- ENGLISH LESSON: "The Foreigner" is funny and meaningful.
Eavesdropping on private conversations may be easy if, because you don't speak their language, you're practically invisible to those around you. Larry Shue's "The Foreigner" takes advantage of that fact to create a clever, extremely funny and profound play at the Weekend Theater.
After being persuaded by his sick wife who finds him boring, Charlie Baker (Duane Jackson) agrees to go on a trip with his friend Froggy LeSueur (Jacob Sturgeon). The two British gents end up in rural Georgia where military man Froggy visits the local army base to conduct field operations in demolitions. For their stay, Froggy has set them up in a fishing lodge, but facing the prospect of his unfaithful wife dying, Charlie can do without the small talk of provincial life. Froggy's solution is to exploit small town insularity and ignorance by mentioning to Betty Meeks (Roben R. Sullivant), the lodge owner, that Charlie is a foreigner who doesn't understand English. Absurdity ensues as a mentally challenged guest, Ellard Simms (Drew Ellis), takes up the project of teaching English to Charlie. The introduction of Ellard's sister, Catherine (Larissa Garvin), reveals a Machiavellian subplot as her fiance, David (Chad Fulmer), a minister, schemes with the 'Murica-lovin' racist county property inspector, Owen Musser (Jeff Lewellen), to condemn the lodge so that he and David can purchase it for dirt cheap. Meanwhile, David continues to keep up the lie of loving Catherine long enough to get married and access her inheritance. Through most of this, poor Charlie is merely a sounding board for others to voice their insecurities.
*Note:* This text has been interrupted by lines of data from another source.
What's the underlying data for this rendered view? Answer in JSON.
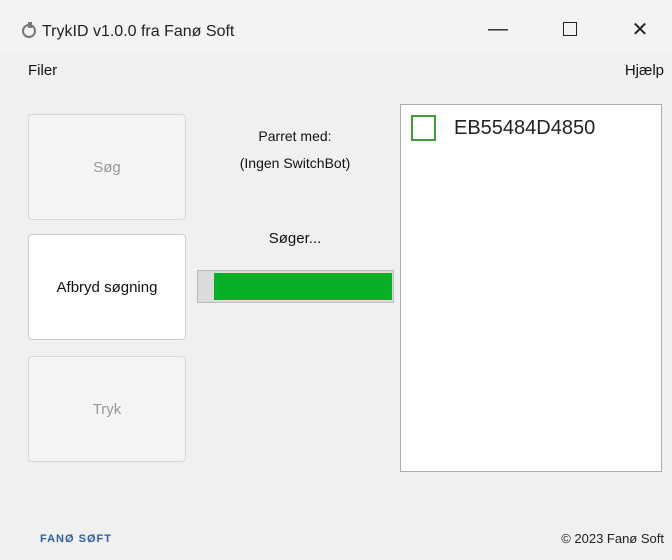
{
  "window": {
    "title": "TrykID v1.0.0 fra Fanø Soft",
    "controls": {
      "minimize_icon": "minimize-icon",
      "maximize_icon": "maximize-icon",
      "close_icon": "close-icon",
      "minimize": "—",
      "close": "✕"
    }
  },
  "menu": {
    "left": "Filer",
    "right": "Hjælp"
  },
  "actions": {
    "search": "Søg",
    "stop_search": "Afbryd søgning",
    "press": "Tryk"
  },
  "status": {
    "paired_label": "Parret med:",
    "paired_value": "(Ingen SwitchBot)",
    "searching": "Søger...",
    "progress_fraction": 0.92,
    "progress_color": "#06b025"
  },
  "devices": [
    {
      "id": "EB55484D4850",
      "checked": false
    }
  ],
  "footer": {
    "logo": "FANØ SØFT",
    "copyright": "© 2023 Fanø Soft"
  }
}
I was intrigued with the story and how people can be infantilized when they don't understand the native tongue. Charlie goes from a largely silent figure who parrots a few English words here and there to a reasonably eloquent fellow by the end of the play. Playing the role of Charlie required Jackson to show a character incrementally maturing in language and understanding of his society, while at the same time reminding us that he is fully aware of what's going on — a play within a play. Roben Sullivant is exceptional as the lodge matriarch. Her boisterous voice and sarcasm in exchanges with Charlie is memorable, especially when juxtaposed to her character's more anxious and uncertain side.
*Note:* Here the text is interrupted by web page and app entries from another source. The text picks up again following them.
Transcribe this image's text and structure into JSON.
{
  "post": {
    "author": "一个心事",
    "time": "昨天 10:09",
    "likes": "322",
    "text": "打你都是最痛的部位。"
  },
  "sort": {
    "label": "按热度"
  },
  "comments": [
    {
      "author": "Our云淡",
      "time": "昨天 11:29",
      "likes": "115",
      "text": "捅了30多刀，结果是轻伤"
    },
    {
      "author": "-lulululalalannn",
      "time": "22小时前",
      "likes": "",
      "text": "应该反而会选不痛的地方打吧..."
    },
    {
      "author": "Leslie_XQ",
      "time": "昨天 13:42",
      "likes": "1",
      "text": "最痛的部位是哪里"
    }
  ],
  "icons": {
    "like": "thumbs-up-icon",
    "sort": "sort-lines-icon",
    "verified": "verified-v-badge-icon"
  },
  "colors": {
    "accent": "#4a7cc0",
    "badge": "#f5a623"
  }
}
The stage set for the fishing lodge is homey, with worn furniture, which seems like a metaphor for many of the characters — comfortable with their ignorance, provincial and an aversion to difference. The sofa and kitchen table props add to the unique dynamic that exists between the characters. For example, Ellard and Charlie are placed face-to-face at the table when Ellard gives him his "English lesson" as Charlie looks on with feigned interest. Charlie sits side by side on the sofa with Catherine, the two looking more like good friends or lovers, as she asks him questions about his past and home country. The play's use of lighting is especially notable when we come across America's most notorious homegrown terrorist group, the Ku Klux Klan. Initially presented to the audience in the dimly lit lodge — the people have turned out the lights in the hope the Klan will pass them by — when the sheeted men are visible in the fully lit lodge, they are run off by fear of Charlie's "magic powers." Culturally in the dark, placing them in the light showed that they are as afraid of the people they're committed to scaring as those people are of them.
"The Foreigner" forces us to look at ourselves and see the ridiculousness of how we may treat those not like us. And for this, we should take the time to laugh at ourselves.